▶ _EXERCISE INSTRUCTIONS_
If a line below includes the string "this", copy it.

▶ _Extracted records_
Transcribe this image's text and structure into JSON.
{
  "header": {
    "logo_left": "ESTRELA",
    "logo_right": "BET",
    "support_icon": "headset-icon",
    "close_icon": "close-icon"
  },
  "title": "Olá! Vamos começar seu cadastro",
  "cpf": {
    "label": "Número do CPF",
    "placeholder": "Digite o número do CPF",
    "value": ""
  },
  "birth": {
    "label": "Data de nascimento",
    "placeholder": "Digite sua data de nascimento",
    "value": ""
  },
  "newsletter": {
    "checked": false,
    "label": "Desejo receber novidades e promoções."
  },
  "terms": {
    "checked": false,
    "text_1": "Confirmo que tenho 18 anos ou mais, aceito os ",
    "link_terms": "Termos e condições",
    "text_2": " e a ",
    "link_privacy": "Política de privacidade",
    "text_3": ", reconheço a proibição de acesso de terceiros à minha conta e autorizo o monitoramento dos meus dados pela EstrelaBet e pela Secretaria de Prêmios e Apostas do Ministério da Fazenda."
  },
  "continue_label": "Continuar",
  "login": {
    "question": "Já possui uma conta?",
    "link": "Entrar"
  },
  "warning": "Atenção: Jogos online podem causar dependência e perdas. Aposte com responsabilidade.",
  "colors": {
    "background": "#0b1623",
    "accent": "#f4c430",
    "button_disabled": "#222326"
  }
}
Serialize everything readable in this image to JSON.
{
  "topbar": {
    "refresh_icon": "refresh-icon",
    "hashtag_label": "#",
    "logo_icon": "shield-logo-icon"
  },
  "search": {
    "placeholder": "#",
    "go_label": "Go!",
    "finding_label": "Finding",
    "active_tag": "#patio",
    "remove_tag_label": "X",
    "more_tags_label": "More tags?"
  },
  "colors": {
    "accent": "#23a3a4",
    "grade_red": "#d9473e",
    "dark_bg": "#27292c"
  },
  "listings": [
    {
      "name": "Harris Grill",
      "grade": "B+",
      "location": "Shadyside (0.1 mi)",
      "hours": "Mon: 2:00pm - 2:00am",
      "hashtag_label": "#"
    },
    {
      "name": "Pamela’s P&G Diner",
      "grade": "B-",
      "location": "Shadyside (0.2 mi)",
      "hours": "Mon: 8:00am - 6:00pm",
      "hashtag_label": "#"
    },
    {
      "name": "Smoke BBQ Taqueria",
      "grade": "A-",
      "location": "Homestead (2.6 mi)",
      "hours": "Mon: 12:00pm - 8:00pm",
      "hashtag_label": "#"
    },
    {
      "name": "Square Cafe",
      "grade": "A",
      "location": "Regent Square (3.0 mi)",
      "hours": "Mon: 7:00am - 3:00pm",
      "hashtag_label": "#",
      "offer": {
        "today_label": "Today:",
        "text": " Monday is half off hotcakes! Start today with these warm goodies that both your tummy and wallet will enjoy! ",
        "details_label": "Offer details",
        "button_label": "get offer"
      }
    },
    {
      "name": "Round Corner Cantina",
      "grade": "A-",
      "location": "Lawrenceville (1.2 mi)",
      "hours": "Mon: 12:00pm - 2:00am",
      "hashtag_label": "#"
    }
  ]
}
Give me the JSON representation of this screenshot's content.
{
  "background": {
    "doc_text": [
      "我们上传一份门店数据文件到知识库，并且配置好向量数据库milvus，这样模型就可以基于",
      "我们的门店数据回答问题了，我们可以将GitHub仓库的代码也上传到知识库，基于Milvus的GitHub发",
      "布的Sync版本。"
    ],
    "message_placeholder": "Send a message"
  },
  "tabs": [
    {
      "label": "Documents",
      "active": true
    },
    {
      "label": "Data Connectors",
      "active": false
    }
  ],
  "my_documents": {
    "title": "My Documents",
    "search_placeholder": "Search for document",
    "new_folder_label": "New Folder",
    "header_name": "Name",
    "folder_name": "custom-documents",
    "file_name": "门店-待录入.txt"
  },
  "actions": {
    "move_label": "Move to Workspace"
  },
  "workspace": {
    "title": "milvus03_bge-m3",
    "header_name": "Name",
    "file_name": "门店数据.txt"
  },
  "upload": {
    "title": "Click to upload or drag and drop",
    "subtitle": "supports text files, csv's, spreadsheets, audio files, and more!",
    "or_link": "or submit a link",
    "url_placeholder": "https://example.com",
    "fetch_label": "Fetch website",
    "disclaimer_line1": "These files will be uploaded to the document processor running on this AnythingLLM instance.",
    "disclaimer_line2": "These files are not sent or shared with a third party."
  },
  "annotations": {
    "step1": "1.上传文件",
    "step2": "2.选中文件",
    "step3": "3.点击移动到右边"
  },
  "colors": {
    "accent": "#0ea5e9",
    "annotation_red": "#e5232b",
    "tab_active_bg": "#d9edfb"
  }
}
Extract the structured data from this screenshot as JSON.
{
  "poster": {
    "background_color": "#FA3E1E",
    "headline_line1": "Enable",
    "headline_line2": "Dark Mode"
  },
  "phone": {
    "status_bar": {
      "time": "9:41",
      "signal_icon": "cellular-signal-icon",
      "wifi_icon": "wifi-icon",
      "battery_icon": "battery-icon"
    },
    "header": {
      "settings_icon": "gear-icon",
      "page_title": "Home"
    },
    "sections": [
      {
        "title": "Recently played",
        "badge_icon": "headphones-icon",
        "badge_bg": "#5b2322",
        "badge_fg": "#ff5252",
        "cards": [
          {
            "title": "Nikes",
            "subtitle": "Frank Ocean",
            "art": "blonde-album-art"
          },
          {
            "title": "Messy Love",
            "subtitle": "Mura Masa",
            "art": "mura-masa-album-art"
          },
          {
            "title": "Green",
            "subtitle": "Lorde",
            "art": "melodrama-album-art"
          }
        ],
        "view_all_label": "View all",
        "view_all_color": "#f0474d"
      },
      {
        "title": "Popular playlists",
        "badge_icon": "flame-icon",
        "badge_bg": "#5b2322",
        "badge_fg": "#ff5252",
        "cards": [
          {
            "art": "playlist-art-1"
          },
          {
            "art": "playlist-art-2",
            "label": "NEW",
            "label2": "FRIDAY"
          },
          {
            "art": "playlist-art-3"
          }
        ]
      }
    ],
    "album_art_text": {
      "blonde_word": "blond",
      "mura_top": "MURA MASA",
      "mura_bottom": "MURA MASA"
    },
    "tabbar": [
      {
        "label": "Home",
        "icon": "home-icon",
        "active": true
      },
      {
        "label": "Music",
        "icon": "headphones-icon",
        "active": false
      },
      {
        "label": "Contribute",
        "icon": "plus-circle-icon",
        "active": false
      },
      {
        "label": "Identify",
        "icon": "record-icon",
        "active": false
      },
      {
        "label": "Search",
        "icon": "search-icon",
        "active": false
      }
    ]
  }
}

▶ _SOLUTION BELOW_
Transcribe this image's text and structure into JSON.
Serialize everything readable in this image to JSON.
Give me the JSON representation of this screenshot's content.
    "disclaimer_line1": "These files will be uploaded to the document processor running on this AnythingLLM instance.",
Extract the structured data from this screenshot as JSON.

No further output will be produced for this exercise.